(Supplied information)

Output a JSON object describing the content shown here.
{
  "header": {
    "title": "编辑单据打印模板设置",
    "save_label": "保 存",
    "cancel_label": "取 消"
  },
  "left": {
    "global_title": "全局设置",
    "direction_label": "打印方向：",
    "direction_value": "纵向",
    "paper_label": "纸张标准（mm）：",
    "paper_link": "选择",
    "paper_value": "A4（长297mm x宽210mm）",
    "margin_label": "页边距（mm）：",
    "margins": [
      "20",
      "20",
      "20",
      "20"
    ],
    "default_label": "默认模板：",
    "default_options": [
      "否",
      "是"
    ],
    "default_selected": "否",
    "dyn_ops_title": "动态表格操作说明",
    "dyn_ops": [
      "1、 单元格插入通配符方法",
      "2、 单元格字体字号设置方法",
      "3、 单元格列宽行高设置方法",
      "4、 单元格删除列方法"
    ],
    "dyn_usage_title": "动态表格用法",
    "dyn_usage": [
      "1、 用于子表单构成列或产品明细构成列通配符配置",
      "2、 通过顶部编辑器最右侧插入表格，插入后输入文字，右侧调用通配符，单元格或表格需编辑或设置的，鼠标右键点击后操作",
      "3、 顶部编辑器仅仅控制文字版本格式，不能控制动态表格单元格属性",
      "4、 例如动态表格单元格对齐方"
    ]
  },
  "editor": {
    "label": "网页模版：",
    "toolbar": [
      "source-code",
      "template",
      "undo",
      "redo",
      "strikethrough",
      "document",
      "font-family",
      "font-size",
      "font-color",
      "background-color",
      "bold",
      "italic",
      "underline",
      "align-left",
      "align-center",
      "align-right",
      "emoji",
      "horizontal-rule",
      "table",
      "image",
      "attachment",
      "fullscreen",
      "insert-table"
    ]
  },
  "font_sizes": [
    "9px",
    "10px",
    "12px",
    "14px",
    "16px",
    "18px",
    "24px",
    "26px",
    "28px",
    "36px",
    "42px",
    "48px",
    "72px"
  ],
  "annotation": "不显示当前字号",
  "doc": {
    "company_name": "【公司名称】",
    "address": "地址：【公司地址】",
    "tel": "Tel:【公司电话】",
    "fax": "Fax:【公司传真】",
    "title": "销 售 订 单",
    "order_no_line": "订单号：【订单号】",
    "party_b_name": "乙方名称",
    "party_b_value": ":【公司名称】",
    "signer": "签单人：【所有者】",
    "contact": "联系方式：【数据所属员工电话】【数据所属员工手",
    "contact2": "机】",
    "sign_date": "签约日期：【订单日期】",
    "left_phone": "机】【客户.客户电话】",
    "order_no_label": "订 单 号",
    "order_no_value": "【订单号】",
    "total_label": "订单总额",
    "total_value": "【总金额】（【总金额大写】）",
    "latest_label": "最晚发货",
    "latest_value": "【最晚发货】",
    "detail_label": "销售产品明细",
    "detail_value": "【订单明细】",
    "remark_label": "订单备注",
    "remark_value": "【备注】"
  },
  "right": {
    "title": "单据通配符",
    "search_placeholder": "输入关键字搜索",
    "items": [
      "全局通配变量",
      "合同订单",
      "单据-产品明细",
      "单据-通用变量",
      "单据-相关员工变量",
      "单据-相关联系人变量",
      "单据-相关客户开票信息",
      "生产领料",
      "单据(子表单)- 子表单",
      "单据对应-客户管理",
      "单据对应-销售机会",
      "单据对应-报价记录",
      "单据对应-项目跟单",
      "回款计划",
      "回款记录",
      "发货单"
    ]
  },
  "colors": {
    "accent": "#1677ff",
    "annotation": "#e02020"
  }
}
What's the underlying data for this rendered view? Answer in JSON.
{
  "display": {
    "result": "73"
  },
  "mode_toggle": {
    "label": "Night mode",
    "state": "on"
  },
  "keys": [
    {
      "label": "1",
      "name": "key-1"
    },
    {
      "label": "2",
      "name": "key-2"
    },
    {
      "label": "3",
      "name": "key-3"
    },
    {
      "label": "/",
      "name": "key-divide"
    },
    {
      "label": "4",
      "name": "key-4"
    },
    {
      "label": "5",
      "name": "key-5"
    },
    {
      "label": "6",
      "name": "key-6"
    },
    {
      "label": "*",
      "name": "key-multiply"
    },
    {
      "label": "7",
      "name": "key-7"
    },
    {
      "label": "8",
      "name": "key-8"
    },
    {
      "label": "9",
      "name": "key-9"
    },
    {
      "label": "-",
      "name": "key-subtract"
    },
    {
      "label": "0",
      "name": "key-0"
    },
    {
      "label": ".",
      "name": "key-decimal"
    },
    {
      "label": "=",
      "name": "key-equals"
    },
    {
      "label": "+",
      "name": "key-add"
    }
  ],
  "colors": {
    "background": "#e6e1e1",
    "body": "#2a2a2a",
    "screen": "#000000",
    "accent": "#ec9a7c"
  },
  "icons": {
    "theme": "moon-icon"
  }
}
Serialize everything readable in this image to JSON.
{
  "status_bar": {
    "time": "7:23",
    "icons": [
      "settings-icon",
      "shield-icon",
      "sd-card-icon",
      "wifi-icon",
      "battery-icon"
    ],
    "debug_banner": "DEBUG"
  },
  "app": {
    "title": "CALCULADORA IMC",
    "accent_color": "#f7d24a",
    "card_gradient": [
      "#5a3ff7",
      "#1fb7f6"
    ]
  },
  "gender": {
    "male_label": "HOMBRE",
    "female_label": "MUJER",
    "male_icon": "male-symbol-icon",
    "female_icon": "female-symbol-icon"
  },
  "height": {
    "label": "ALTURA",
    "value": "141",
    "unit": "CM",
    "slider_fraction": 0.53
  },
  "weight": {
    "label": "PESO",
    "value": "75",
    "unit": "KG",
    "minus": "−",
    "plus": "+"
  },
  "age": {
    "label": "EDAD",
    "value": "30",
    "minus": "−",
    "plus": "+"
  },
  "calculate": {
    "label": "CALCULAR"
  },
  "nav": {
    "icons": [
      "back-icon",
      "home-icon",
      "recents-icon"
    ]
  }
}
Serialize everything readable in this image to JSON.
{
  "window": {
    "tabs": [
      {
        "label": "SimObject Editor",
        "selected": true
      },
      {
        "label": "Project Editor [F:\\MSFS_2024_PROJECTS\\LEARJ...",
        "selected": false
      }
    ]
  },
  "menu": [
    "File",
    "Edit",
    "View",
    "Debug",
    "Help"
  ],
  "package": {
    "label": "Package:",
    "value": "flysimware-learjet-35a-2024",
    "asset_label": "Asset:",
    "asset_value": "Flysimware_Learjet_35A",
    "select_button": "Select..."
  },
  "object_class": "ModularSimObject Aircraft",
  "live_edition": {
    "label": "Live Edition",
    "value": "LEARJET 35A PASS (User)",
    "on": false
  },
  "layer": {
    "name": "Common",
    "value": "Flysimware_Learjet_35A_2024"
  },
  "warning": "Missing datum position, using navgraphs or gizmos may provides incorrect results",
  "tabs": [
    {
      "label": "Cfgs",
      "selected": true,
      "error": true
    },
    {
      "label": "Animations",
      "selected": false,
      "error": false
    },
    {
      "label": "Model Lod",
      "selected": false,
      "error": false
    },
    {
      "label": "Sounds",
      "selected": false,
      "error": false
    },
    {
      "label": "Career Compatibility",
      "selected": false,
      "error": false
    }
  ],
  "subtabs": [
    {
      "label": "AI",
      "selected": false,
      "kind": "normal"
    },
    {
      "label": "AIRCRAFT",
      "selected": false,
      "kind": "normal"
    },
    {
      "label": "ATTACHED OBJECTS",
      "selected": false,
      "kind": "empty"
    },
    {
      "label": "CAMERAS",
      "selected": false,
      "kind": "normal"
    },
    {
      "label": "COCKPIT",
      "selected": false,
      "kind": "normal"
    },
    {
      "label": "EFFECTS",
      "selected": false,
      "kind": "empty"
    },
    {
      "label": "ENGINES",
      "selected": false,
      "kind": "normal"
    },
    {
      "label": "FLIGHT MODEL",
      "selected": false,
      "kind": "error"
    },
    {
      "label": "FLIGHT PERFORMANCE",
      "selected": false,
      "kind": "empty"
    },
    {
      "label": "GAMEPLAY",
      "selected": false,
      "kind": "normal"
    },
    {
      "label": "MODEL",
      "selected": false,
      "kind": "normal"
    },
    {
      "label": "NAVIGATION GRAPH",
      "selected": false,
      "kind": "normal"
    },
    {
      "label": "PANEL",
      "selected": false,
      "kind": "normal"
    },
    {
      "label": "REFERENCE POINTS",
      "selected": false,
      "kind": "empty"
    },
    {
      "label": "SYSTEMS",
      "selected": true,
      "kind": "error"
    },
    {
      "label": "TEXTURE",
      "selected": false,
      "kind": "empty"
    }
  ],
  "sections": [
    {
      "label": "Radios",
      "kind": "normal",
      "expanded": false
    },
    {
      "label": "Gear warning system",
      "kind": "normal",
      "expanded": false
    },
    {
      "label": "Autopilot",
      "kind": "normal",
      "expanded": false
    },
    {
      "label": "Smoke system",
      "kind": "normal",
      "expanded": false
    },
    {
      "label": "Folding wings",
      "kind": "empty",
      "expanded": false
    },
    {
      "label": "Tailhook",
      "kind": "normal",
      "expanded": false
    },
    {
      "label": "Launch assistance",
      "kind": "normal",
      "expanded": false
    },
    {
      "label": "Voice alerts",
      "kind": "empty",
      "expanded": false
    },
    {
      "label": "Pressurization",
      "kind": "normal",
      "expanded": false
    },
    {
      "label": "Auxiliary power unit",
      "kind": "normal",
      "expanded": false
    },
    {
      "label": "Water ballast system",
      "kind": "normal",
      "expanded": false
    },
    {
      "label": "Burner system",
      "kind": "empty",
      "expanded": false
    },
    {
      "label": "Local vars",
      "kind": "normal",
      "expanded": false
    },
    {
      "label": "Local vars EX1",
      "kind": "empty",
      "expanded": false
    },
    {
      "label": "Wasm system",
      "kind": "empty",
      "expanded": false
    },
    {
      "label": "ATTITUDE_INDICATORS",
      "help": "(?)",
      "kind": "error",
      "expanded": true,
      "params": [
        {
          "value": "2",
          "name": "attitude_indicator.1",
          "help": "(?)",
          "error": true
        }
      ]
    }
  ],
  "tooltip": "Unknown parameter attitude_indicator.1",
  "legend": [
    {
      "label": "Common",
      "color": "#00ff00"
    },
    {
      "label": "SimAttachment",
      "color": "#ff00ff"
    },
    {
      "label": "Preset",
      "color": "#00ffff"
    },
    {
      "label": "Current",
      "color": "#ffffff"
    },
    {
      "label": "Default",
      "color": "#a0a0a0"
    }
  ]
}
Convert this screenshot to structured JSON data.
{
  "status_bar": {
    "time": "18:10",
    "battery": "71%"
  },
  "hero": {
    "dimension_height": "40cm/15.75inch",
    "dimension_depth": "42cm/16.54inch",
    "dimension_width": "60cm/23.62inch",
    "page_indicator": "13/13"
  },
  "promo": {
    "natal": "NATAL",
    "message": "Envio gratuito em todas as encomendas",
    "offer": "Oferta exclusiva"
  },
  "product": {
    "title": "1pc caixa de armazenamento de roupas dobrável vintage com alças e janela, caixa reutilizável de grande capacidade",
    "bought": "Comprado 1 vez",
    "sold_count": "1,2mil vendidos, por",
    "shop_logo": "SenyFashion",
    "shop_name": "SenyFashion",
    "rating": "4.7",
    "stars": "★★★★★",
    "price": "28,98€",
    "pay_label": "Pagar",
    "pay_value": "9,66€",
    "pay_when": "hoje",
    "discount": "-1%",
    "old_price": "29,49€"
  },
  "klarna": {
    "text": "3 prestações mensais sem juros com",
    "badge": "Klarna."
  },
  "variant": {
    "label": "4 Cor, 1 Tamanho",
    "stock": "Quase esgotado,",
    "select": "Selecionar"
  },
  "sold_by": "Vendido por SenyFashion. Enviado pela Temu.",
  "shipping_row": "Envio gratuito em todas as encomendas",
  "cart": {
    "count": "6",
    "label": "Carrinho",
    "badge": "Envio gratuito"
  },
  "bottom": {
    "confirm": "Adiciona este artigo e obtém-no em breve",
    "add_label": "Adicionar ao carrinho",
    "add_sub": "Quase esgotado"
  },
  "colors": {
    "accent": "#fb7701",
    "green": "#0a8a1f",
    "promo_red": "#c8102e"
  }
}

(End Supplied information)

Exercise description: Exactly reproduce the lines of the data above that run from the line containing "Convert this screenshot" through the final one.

Exercise result:
Convert this screenshot to structured JSON data.
{
  "status_bar": {
    "time": "18:10",
    "battery": "71%"
  },
  "hero": {
    "dimension_height": "40cm/15.75inch",
    "dimension_depth": "42cm/16.54inch",
    "dimension_width": "60cm/23.62inch",
    "page_indicator": "13/13"
  },
  "promo": {
    "natal": "NATAL",
    "message": "Envio gratuito em todas as encomendas",
    "offer": "Oferta exclusiva"
  },
  "product": {
    "title": "1pc caixa de armazenamento de roupas dobrável vintage com alças e janela, caixa reutilizável de grande capacidade",
    "bought": "Comprado 1 vez",
    "sold_count": "1,2mil vendidos, por",
    "shop_logo": "SenyFashion",
    "shop_name": "SenyFashion",
    "rating": "4.7",
    "stars": "★★★★★",
    "price": "28,98€",
    "pay_label": "Pagar",
    "pay_value": "9,66€",
    "pay_when": "hoje",
    "discount": "-1%",
    "old_price": "29,49€"
  },
  "klarna": {
    "text": "3 prestações mensais sem juros com",
    "badge": "Klarna."
  },
  "variant": {
    "label": "4 Cor, 1 Tamanho",
    "stock": "Quase esgotado,",
    "select": "Selecionar"
  },
  "sold_by": "Vendido por SenyFashion. Enviado pela Temu.",
  "shipping_row": "Envio gratuito em todas as encomendas",
  "cart": {
    "count": "6",
    "label": "Carrinho",
    "badge": "Envio gratuito"
  },
  "bottom": {
    "confirm": "Adiciona este artigo e obtém-no em breve",
    "add_label": "Adicionar ao carrinho",
    "add_sub": "Quase esgotado"
  },
  "colors": {
    "accent": "#fb7701",
    "green": "#0a8a1f",
    "promo_red": "#c8102e"
  }
}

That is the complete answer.